British farriers have dominated this year’s world championship in Calgary, Canada, nailing the top three places in a field of 80 competitors.
Welshman James Blurton, 47, became 2005 world champion farrier last month, pocketing US$10,000 in prize-money and a bronze trophy. Yorkshire’s Steve Beane was placed second and fellow Welshman, Billy Crothers, himself a four-time world champion, ranked third at the Calgary Stampede event.
Blurton’s victory in the four-day competition, which included 6hr of forging and shoeing, also meant the world title remained in the UK. Last year’s winner was Darren Bazin, from Northants.
“I’m not sure what to do now — maybe I’ll call it a day,” Blurton said on the likelihood of defending the title. “It’s taken a lot of time out of my life, and the older I get the harder it gets.”

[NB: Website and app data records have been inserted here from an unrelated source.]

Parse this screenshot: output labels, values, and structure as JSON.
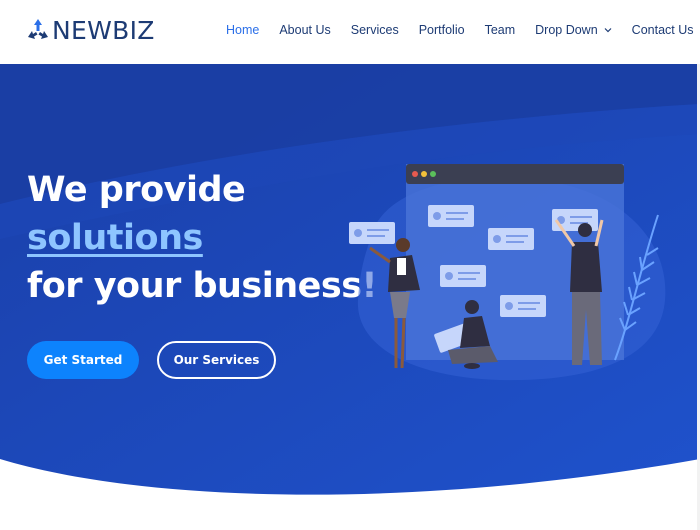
{
  "brand": {
    "name": "NEWBIZ",
    "logo_icon": "arrows-logo-icon",
    "color": "#1d3b74"
  },
  "nav": {
    "items": [
      {
        "label": "Home",
        "active": true
      },
      {
        "label": "About Us",
        "active": false
      },
      {
        "label": "Services",
        "active": false
      },
      {
        "label": "Portfolio",
        "active": false
      },
      {
        "label": "Team",
        "active": false
      },
      {
        "label": "Drop Down",
        "active": false,
        "icon": "chevron-down-icon"
      },
      {
        "label": "Contact Us",
        "active": false
      }
    ],
    "active_color": "#2b6fe8"
  },
  "hero": {
    "line1": "We provide",
    "line2": "solutions",
    "line3": "for your business!",
    "primary_button": "Get Started",
    "secondary_button": "Our Services",
    "colors": {
      "bg_dark": "#1a3fa8",
      "bg_light": "#1e4fc9",
      "accent": "#0d83fd",
      "highlight": "#8ec5ff"
    }
  }
}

Blurton now turns his attention to training for the International Farriery Competitions at Stoneleigh Park (27-28 August), run by the National Association of Farriers, Blacksmiths and Agricultural Engineers (NAFBAE).
NAFBAE national organiser Louise Scrannage said the clean sweep by Blurton, Beane and Crothers was a fitting precursor to the international competition, now in its 26th year, which offers trophies in place of prize money.
“They are all excellent ambassadors for the trade,” said Scrannage. “It’s wonderful that we will have the world’s best competing on home soil.”
Farriers Registration Council registrar Miles Williamson-Noble joined the celebration, pointing out the UK’s dominance at the world championship reflected well on the nation’s craft and training standards.
This opinion was shared by Blurton, who registered as a farrier in 1979 and currently has four apprentices under his wing at Forden Farriers Ltd. Blurton also paid credit to his coach in forging, Richard Ellis.
Blurton will be judging at an inaugural competition under the banner of Crothers’ company, Handmade Shoes Shoemaking Competition (23 July) in Crafton, Bedfordshire, where more than £5,000 will be offered in prizes.